▶ _DIRECTIONS FOR THIS TASK_
Scan the records below for the word "title". Copy each line where it appears.
(Beginning of PROVIDED RECORDS)
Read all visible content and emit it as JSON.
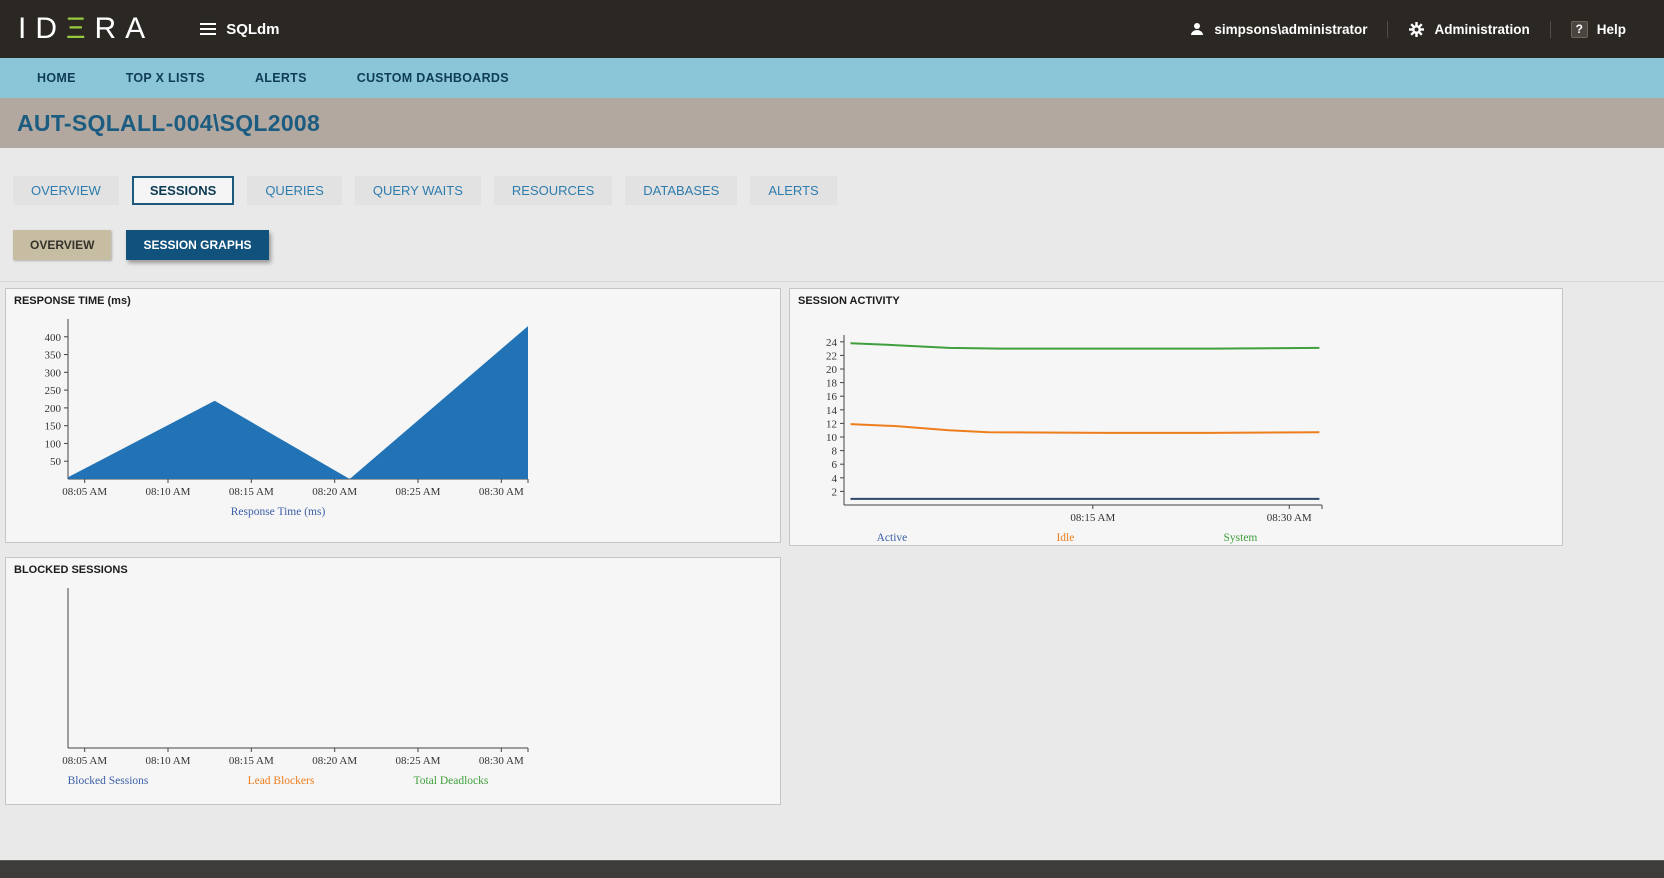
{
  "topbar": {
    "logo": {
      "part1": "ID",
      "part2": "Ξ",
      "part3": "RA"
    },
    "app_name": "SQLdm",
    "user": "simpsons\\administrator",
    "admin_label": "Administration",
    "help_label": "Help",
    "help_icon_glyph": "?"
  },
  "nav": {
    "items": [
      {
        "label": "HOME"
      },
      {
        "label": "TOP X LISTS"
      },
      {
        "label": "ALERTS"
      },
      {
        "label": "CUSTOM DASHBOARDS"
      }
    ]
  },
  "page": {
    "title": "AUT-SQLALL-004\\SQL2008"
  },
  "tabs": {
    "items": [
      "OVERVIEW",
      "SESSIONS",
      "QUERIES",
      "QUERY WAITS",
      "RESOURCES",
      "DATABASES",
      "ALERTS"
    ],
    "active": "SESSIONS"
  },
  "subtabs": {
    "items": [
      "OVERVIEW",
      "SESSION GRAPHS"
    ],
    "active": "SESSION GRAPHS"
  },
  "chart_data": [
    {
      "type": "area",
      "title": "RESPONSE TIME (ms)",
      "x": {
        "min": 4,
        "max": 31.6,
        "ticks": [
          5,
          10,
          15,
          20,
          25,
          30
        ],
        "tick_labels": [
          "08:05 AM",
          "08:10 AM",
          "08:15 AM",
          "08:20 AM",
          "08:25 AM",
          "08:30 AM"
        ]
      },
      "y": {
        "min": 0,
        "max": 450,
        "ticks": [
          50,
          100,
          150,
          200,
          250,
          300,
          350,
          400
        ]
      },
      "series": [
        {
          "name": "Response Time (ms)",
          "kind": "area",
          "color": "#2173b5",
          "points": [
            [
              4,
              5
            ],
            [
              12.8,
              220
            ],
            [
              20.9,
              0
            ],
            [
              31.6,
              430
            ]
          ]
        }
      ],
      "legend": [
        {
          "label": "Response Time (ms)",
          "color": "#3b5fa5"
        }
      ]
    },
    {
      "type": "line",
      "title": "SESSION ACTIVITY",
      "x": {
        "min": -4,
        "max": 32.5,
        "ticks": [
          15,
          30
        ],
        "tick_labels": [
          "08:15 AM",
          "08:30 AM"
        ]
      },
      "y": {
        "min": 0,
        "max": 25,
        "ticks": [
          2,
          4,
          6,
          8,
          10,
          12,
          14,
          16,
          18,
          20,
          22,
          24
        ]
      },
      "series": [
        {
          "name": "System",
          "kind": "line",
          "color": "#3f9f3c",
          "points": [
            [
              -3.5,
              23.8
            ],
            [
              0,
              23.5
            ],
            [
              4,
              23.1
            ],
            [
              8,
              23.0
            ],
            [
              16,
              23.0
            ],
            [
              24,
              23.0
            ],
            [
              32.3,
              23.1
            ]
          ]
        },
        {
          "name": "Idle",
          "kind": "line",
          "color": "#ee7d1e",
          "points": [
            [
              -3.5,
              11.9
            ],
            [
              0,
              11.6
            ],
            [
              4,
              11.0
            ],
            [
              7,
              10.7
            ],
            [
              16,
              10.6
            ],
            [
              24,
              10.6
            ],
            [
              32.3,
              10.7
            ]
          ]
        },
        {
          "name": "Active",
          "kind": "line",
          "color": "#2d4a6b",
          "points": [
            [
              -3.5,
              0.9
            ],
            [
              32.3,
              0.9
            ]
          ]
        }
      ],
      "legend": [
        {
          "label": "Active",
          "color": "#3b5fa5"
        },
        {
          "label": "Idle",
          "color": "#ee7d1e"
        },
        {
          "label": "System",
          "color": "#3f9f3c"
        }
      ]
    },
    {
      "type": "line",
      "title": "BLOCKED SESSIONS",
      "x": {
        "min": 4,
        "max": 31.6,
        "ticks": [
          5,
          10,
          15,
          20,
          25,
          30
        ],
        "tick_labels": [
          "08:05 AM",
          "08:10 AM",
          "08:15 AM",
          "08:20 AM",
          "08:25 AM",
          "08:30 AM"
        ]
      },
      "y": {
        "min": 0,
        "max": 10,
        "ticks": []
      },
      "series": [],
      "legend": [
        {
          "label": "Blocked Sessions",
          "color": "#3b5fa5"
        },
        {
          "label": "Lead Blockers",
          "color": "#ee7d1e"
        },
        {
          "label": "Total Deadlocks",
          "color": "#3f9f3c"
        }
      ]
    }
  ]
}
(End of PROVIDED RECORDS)
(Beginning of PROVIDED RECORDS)
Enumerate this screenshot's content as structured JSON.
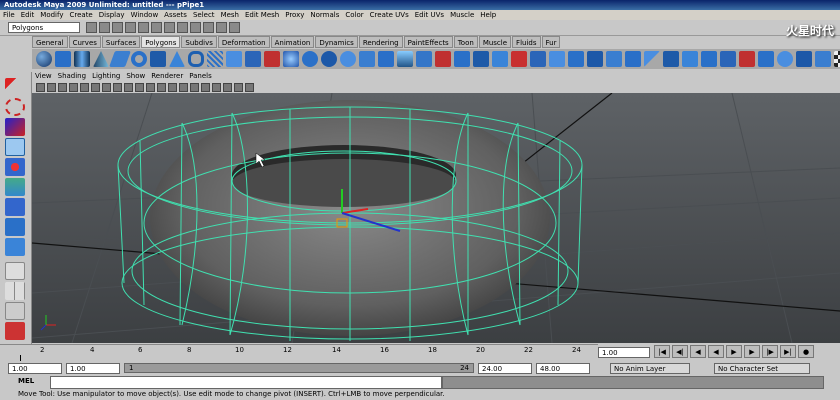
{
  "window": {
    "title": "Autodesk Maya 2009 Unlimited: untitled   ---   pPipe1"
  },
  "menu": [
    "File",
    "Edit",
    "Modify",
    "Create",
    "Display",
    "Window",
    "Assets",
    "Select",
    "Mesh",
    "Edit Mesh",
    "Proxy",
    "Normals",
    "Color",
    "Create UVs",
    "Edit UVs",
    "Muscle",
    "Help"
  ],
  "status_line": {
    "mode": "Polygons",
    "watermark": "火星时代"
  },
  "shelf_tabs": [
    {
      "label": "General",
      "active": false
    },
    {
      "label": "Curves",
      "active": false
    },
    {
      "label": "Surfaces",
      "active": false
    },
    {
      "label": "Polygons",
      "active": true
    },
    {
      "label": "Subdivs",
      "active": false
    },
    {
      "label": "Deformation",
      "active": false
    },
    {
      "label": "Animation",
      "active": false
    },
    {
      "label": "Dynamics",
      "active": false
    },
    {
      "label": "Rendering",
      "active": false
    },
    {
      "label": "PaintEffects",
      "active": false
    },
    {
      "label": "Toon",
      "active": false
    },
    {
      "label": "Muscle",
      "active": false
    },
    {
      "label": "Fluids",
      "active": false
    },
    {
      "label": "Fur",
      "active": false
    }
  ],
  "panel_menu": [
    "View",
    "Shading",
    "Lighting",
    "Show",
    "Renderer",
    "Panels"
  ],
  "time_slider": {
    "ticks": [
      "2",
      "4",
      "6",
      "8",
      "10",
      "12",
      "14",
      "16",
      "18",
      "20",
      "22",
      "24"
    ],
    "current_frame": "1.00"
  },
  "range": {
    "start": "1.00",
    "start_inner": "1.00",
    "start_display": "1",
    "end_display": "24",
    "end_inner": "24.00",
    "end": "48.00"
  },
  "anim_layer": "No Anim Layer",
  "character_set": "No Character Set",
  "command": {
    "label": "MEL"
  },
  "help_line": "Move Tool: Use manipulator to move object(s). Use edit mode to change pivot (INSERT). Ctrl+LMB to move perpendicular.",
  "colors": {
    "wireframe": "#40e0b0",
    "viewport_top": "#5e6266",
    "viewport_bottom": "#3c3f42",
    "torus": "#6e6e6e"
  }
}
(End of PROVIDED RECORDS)
▶ _SOLUTION TO THE PROBLEM_
    "title": "AUT-SQLALL-004\\SQL2008"
      "title": "RESPONSE TIME (ms)",
      "title": "SESSION ACTIVITY",
      "title": "BLOCKED SESSIONS",
    "title": "Autodesk Maya 2009 Unlimited: untitled   ---   pPipe1"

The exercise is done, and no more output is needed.